(Dataset rows describing interfaces)
****************
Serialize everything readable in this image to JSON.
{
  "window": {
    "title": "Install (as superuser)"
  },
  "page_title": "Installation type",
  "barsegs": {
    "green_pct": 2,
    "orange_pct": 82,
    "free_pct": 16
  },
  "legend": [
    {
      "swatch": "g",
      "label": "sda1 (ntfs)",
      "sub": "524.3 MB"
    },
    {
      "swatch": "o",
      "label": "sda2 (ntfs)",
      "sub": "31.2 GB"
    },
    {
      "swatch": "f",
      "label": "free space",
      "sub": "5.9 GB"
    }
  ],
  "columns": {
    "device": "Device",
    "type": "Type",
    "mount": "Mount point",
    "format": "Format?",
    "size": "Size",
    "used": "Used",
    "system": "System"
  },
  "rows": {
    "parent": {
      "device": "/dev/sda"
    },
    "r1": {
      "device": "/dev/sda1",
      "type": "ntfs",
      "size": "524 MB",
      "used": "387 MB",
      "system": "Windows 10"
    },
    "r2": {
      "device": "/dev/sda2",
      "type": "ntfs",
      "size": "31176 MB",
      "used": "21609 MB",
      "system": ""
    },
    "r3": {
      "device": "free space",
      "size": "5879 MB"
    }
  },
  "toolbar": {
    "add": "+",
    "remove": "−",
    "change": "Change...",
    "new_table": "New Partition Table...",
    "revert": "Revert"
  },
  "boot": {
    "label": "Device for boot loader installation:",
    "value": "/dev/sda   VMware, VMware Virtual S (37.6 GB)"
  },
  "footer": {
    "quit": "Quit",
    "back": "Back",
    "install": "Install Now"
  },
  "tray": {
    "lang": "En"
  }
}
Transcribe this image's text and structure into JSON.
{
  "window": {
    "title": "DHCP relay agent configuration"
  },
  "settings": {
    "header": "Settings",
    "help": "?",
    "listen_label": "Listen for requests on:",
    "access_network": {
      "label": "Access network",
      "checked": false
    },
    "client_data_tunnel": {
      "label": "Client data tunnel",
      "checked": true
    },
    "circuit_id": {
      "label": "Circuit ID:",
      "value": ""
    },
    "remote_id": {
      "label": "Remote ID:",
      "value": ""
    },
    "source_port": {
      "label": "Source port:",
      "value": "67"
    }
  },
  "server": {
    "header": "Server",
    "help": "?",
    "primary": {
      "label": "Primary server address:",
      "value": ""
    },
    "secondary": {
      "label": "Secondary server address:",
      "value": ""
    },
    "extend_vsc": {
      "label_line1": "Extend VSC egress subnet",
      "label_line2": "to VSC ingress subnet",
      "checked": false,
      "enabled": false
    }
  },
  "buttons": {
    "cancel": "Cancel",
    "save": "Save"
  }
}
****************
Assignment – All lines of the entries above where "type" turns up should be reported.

Answer box –
  "page_title": "Installation type",
    "type": "Type",
      "type": "ntfs",
      "type": "ntfs",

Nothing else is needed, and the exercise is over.